Featuring: Fanny Allié, Erik den Breejen, Kadar Brock, Kim Dorland, Andrew Guenther, Jonathan Hartshorn, Annamarie Ho, Peter Hutchinson, Min Hyung, Misaki Kawai, Peik Larsen, Jim Lee, Lucas Moran, Danial Nord, Daniel Ranalli, Max Razdow, Michael Scoggins, Russell Tyler, Tabitha Vevers, Eric White, John Yau
Well, since my baby left me, I found a new place to dwell. It’s down at the end of lonely street It’s called Heartbreak Hotel.
Summer of ‘09: Good news and bad news. Obama has launched the first six months of his presidency, the withdrawal of troops from Iraq is underway, healthcare reform is imminent, the CIA-Cheney torture practices are being investigated, the Bush era-
by most accounts-appears to be over. On the other hand the economy is still in shambles as the credit crisis has not been resolved, the contemptible bailouts of the corporate giants continue, and joblessness has ascended to record levels. The art market has been deeply impacted by the economic downturn. However, there is light at the end of the tunnel, and Freight + Volume is proud to announce Heartbreak Hotel, our summer group show featuring new work from twenty-one artists. More than half a century after Elvis’ classic song, invited guests check in alongside gallery regulars for dialogue, commiseration, and solidarity in the face of the change-up of the world as we knew it. Such a gathering reconfigures wasted time into creative possibility; evident in each of these artists’ works is the knowledge that every setback is an opportunity for renewal, every regression the beginning of the next adventure. Freight + Volume humbly provides the space for this “downtime”, offering a refuge where artists and gallerists alike may regroup, rethink, and recreate their identities, providing a platform- a kind of “halfway house”-that offers stability and in turn, fertility.
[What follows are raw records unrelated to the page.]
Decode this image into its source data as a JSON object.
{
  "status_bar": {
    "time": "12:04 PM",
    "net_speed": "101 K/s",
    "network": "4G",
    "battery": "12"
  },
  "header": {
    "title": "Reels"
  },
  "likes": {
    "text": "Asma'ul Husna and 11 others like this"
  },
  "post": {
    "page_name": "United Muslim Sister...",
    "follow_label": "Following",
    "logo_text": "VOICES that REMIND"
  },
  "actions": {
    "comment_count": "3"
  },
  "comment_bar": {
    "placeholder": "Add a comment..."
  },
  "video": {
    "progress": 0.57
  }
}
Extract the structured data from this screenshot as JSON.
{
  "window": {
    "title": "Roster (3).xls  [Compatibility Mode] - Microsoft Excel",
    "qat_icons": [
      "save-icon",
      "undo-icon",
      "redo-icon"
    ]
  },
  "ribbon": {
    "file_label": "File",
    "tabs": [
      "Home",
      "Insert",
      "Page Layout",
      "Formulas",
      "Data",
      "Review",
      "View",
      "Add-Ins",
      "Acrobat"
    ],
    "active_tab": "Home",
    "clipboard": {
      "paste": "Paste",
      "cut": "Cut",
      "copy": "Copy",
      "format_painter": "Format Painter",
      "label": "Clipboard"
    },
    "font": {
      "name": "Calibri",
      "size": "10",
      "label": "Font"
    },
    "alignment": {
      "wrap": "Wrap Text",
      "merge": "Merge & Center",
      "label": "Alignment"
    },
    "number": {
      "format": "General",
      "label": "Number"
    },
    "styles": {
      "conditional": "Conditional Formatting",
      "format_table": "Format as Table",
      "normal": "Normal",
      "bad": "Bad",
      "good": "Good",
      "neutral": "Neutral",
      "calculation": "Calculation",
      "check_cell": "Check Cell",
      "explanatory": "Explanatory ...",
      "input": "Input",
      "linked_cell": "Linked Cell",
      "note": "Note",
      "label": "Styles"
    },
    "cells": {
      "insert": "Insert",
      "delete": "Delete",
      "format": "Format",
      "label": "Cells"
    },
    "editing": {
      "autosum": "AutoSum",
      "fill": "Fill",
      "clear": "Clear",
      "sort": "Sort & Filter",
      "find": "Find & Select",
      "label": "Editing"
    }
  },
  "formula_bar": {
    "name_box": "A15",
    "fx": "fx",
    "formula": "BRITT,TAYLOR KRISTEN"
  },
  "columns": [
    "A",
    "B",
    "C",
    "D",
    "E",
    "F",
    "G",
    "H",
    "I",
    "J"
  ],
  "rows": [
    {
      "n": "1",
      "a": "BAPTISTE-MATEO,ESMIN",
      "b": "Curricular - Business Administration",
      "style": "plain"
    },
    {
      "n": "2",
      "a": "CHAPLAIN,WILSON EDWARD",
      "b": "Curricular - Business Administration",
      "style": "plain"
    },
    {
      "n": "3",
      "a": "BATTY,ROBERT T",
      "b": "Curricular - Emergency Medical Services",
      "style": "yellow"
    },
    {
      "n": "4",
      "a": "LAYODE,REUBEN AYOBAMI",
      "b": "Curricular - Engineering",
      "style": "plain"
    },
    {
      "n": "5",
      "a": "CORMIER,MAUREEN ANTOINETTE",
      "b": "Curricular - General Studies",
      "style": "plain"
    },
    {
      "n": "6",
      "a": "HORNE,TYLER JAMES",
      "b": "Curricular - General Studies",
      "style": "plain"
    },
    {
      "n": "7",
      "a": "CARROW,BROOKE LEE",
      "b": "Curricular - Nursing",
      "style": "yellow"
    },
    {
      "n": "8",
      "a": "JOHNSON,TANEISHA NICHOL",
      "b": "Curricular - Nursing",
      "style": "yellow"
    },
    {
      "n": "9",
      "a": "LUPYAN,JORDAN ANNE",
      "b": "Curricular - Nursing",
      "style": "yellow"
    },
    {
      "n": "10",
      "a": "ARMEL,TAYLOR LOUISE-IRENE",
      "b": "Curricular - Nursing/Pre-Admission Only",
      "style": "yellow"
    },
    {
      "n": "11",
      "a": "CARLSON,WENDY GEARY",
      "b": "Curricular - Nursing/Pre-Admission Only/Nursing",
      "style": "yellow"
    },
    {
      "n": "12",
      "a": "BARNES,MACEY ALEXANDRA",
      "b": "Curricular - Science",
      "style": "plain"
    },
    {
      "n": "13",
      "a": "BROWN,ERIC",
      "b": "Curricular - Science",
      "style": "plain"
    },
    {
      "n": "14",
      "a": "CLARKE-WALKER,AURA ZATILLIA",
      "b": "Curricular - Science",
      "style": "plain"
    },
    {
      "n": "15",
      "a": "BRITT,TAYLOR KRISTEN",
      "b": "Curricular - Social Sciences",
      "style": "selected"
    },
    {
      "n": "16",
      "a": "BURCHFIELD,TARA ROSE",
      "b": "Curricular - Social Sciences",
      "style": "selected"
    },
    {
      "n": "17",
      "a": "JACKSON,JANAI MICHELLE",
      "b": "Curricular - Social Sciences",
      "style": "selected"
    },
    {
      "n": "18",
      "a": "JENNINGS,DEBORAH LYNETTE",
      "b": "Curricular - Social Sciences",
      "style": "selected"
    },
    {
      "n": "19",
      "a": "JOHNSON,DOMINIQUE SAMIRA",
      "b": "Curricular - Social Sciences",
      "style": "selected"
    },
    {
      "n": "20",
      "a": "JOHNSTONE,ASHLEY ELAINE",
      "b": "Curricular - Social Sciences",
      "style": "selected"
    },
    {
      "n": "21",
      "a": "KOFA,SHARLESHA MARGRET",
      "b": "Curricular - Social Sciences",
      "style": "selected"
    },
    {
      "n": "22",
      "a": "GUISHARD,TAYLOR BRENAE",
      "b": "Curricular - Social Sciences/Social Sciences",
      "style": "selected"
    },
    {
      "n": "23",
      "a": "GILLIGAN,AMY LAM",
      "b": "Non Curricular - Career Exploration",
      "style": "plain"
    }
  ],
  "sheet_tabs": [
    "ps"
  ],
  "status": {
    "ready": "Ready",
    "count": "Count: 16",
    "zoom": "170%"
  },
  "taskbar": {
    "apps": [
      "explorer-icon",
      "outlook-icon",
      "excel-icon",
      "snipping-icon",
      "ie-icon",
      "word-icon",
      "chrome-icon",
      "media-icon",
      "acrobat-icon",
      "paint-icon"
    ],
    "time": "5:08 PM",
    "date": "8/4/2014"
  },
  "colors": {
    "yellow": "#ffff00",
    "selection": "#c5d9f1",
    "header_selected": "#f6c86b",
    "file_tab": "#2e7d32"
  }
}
Indeed, the correction the art world is experiencing, which mirrors the rehabilitation of the nation as a whole, is an opportune time to regenerate and create a healthier path forward. When we fly too close to the sun, a plunge back to reality is inevitable. Yet maturity tells us that heartbreak is necessary and edifying, that scrapes come with lessons, and from those lessons new perspectives arrive to recharge the mind, body and soul. Danial Nord’s video work, for example, frames this succinctly: The End is a beginning. Via acute repetition and anticipation, Nord’s sampling techniques inform us, also, that for some institutions the end comes none too soon.
Misaki Kawai’s Sad Boy, an emotional centerpiece for the exhibition, personifies the spirit of “Heartbreak Hotel” as it presents a sadness and optimism both undeniable. Kawai’s painting is simultaneously a salve to the brokenhearted and an accomplice to the merry, a vibrant recipe for all occasions. Peter Hutchinson’s Wallflowers presents a subtler opportunity to survey the union of loneliness and humor so frequently on display in “Hotel.” Here, Hutchinson’s expertly wrought text plays with and against both title and image, as he “reflects less on the feelings of the rejected and more on the beauty of the underappreciated.” As in Magritte, title, image and phrase begin a sly game of pointing to themselves and each other in an affable labyrinth of entendre. Speaking of pointing, Michael Scoggins, in his inimitable straight-shooting manner, deftly sums up the emotional tenor of the show with You Make Me Sick.
Necessarily, nostalgia plays a strong role in any undertaking of reflection. But rather than wallowing in self-pity, many of the “Heartbreak Hotel” artists bend nostalgia to new and surprising evocations, as in Annamarie Ho’s Majestic Hosiery #2, a masterful study of allure and its sources, the hard side to a soft industry. In his chalkboard photographs, Daniel Ranalli’s I Have Lost traverses structure, memory, and erasure as he explores what it means to remain. Meanwhile, Eric White’s cunning trompe l’oeil acts as lure and hook, invitation followed by prank; this concept is also evident in Andrew Guenther’s ironic take on room service.
And though its always crowded, You still can find some room. Where broken hearted lovers Do cry away their gloom.
While the components of “Heartbreak Hotel” differ widely in their medium, style and approach, the end result is a a far-reaching, galvanizing conversation that propels us confidently into the next chapter. And though “Hotel,” like the world, is never one thing, identities remain solidly intact, telling us that together we are alone, alone we are together.